## Task
Reproduce the entries that follow exactly. No picture should appear in the result.

Items from an interface collection

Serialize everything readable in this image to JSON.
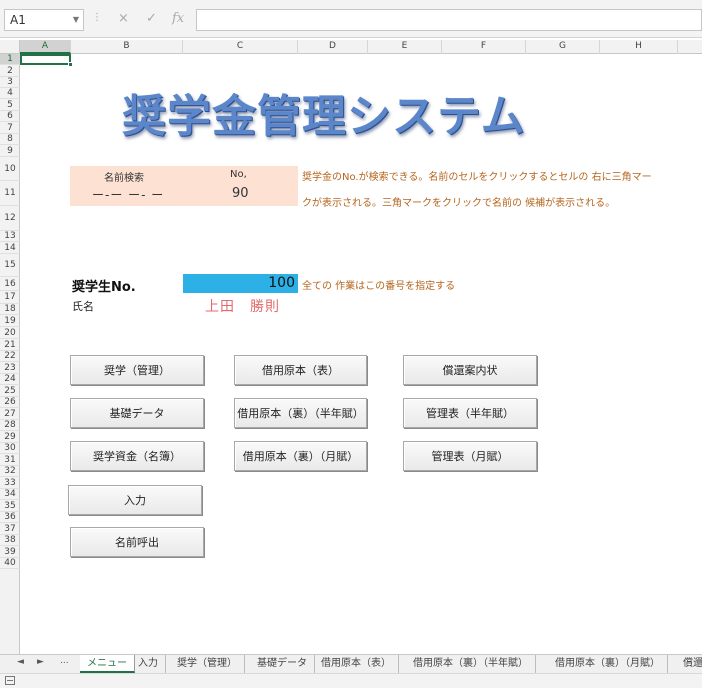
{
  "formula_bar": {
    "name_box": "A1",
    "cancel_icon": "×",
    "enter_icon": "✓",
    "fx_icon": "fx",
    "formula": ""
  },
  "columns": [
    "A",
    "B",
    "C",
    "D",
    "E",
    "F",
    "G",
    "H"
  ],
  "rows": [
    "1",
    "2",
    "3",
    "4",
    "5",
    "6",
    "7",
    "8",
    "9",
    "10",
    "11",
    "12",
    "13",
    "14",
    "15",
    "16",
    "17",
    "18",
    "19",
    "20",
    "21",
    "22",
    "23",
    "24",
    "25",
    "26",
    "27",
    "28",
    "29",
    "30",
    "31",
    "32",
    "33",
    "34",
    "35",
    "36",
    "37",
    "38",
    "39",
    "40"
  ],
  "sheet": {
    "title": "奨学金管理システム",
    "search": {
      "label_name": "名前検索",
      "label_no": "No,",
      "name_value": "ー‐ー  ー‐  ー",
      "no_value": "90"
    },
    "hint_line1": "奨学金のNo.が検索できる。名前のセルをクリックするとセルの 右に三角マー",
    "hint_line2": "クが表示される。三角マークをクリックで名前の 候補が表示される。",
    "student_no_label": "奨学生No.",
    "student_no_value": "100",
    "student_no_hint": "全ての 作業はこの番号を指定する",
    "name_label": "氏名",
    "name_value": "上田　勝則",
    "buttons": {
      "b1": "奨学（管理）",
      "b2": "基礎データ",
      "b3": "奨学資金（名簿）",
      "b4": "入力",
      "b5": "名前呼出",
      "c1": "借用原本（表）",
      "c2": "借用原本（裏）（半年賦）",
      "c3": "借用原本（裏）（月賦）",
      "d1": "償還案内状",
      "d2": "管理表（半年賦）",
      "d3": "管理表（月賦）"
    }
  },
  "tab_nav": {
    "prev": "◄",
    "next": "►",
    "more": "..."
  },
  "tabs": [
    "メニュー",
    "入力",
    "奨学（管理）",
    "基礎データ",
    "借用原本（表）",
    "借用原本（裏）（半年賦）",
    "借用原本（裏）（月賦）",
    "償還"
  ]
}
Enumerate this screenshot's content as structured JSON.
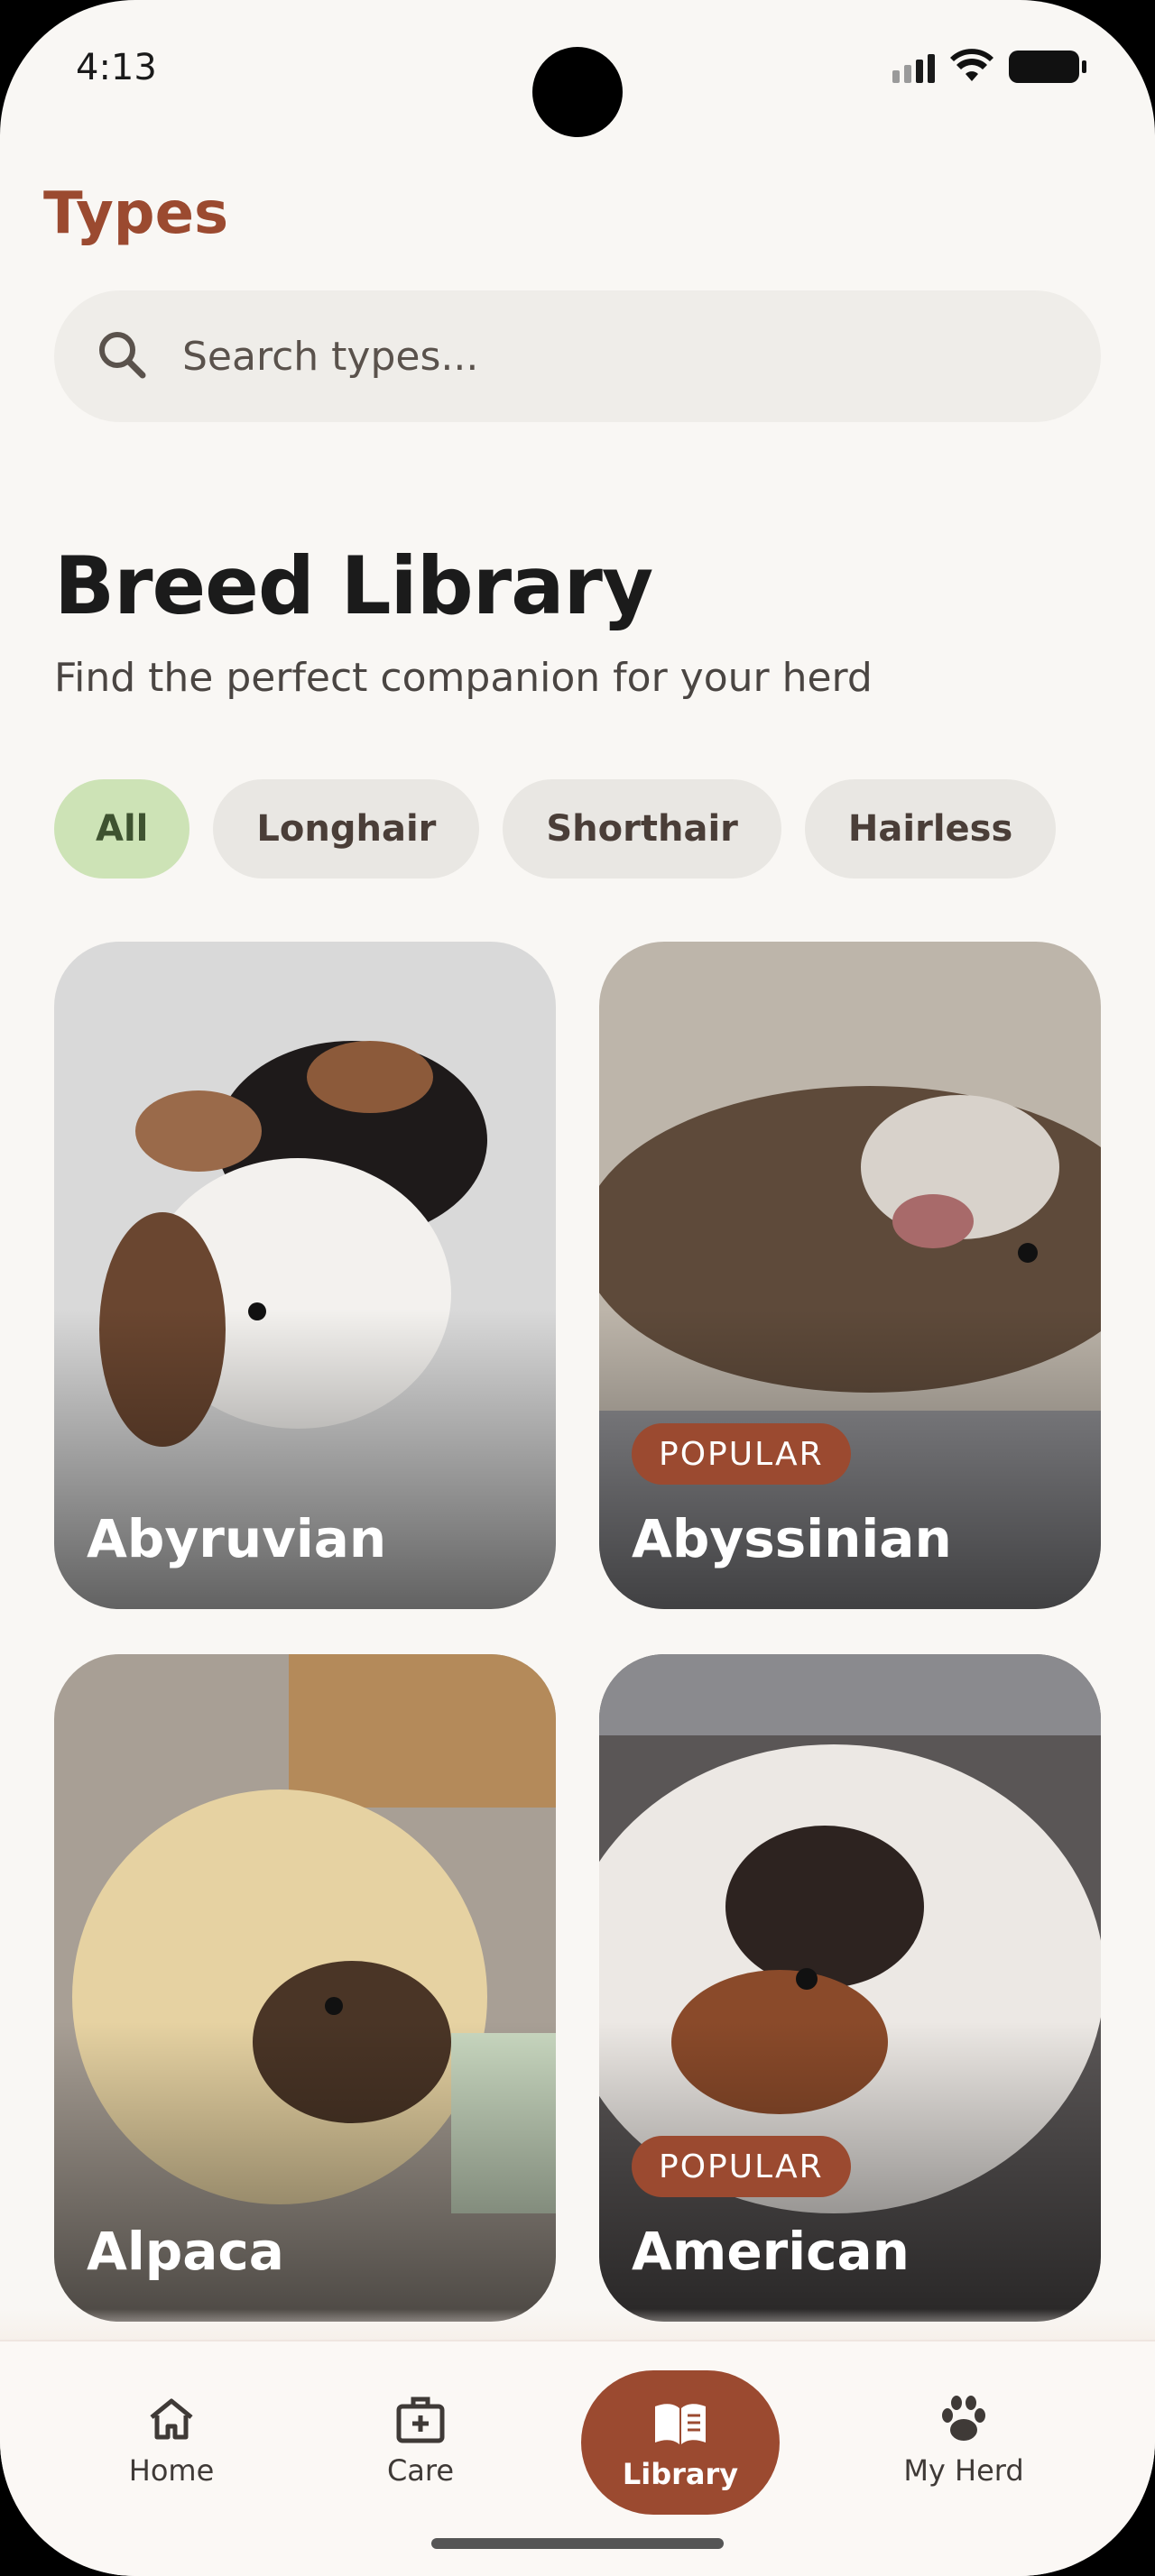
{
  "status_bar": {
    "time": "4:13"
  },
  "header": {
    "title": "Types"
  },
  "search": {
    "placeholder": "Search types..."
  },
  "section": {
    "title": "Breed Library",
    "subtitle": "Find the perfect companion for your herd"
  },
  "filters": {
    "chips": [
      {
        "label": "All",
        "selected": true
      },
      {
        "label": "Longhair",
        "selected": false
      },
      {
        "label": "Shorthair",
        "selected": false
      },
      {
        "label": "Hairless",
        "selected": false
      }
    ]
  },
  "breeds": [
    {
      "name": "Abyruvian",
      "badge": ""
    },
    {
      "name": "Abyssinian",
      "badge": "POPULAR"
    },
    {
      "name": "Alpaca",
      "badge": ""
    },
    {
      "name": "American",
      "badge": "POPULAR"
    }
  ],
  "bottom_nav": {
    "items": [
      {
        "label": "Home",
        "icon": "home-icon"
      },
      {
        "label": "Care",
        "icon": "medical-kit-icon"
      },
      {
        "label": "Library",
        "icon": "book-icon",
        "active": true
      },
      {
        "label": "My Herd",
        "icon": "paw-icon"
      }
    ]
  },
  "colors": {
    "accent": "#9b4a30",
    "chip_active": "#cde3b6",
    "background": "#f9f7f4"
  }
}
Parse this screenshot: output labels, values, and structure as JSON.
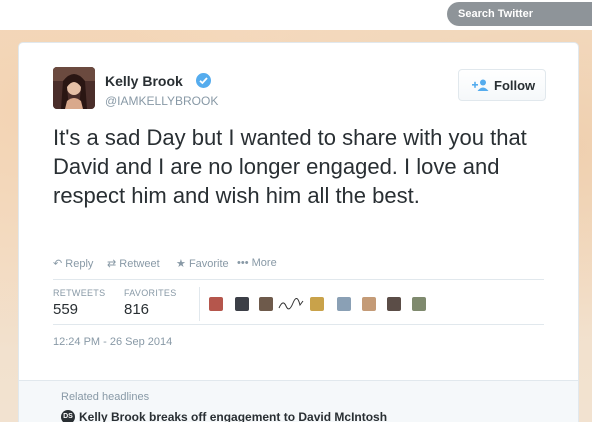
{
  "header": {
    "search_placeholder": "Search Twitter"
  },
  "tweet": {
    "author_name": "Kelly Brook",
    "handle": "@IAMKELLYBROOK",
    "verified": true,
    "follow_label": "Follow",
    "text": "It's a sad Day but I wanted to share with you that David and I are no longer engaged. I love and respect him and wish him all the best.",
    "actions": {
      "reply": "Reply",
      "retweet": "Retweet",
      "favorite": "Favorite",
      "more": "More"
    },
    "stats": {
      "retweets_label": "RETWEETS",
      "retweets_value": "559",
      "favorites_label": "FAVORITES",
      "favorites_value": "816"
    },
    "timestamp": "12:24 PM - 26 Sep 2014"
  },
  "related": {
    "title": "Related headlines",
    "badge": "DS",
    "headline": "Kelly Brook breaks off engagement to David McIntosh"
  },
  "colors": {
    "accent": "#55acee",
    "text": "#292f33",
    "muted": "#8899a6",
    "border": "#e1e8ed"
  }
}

## Response area
Serialize everything readable in this image to JSON.
{
  "formula_bar": {
    "name_box": "A1",
    "cancel_icon": "×",
    "enter_icon": "✓",
    "fx_icon": "fx",
    "formula": ""
  },
  "columns": [
    "A",
    "B",
    "C",
    "D",
    "E",
    "F",
    "G",
    "H"
  ],
  "rows": [
    "1",
    "2",
    "3",
    "4",
    "5",
    "6",
    "7",
    "8",
    "9",
    "10",
    "11",
    "12",
    "13",
    "14",
    "15",
    "16",
    "17",
    "18",
    "19",
    "20",
    "21",
    "22",
    "23",
    "24",
    "25",
    "26",
    "27",
    "28",
    "29",
    "30",
    "31",
    "32",
    "33",
    "34",
    "35",
    "36",
    "37",
    "38",
    "39",
    "40"
  ],
  "sheet": {
    "title": "奨学金管理システム",
    "search": {
      "label_name": "名前検索",
      "label_no": "No,",
      "name_value": "ー‐ー  ー‐  ー",
      "no_value": "90"
    },
    "hint_line1": "奨学金のNo.が検索できる。名前のセルをクリックするとセルの 右に三角マー",
    "hint_line2": "クが表示される。三角マークをクリックで名前の 候補が表示される。",
    "student_no_label": "奨学生No.",
    "student_no_value": "100",
    "student_no_hint": "全ての 作業はこの番号を指定する",
    "name_label": "氏名",
    "name_value": "上田　勝則",
    "buttons": {
      "b1": "奨学（管理）",
      "b2": "基礎データ",
      "b3": "奨学資金（名簿）",
      "b4": "入力",
      "b5": "名前呼出",
      "c1": "借用原本（表）",
      "c2": "借用原本（裏）（半年賦）",
      "c3": "借用原本（裏）（月賦）",
      "d1": "償還案内状",
      "d2": "管理表（半年賦）",
      "d3": "管理表（月賦）"
    }
  },
  "tab_nav": {
    "prev": "◄",
    "next": "►",
    "more": "..."
  },
  "tabs": [
    "メニュー",
    "入力",
    "奨学（管理）",
    "基礎データ",
    "借用原本（表）",
    "借用原本（裏）（半年賦）",
    "借用原本（裏）（月賦）",
    "償還"
  ]
}
Enumerate this screenshot's content as structured JSON.
{
  "status_bar": {
    "time": "4:13"
  },
  "header": {
    "title": "Types"
  },
  "search": {
    "placeholder": "Search types..."
  },
  "section": {
    "title": "Breed Library",
    "subtitle": "Find the perfect companion for your herd"
  },
  "filters": {
    "chips": [
      {
        "label": "All",
        "selected": true
      },
      {
        "label": "Longhair",
        "selected": false
      },
      {
        "label": "Shorthair",
        "selected": false
      },
      {
        "label": "Hairless",
        "selected": false
      }
    ]
  },
  "breeds": [
    {
      "name": "Abyruvian",
      "badge": ""
    },
    {
      "name": "Abyssinian",
      "badge": "POPULAR"
    },
    {
      "name": "Alpaca",
      "badge": ""
    },
    {
      "name": "American",
      "badge": "POPULAR"
    }
  ],
  "bottom_nav": {
    "items": [
      {
        "label": "Home",
        "icon": "home-icon"
      },
      {
        "label": "Care",
        "icon": "medical-kit-icon"
      },
      {
        "label": "Library",
        "icon": "book-icon",
        "active": true
      },
      {
        "label": "My Herd",
        "icon": "paw-icon"
      }
    ]
  },
  "colors": {
    "accent": "#9b4a30",
    "chip_active": "#cde3b6",
    "background": "#f9f7f4"
  }
}
Parse this screenshot: output labels, values, and structure as JSON.
{
  "header": {
    "search_placeholder": "Search Twitter"
  },
  "tweet": {
    "author_name": "Kelly Brook",
    "handle": "@IAMKELLYBROOK",
    "verified": true,
    "follow_label": "Follow",
    "text": "It's a sad Day but I wanted to share with you that David and I are no longer engaged. I love and respect him and wish him all the best.",
    "actions": {
      "reply": "Reply",
      "retweet": "Retweet",
      "favorite": "Favorite",
      "more": "More"
    },
    "stats": {
      "retweets_label": "RETWEETS",
      "retweets_value": "559",
      "favorites_label": "FAVORITES",
      "favorites_value": "816"
    },
    "timestamp": "12:24 PM - 26 Sep 2014"
  },
  "related": {
    "title": "Related headlines",
    "badge": "DS",
    "headline": "Kelly Brook breaks off engagement to David McIntosh"
  },
  "colors": {
    "accent": "#55acee",
    "text": "#292f33",
    "muted": "#8899a6",
    "border": "#e1e8ed"
  }
}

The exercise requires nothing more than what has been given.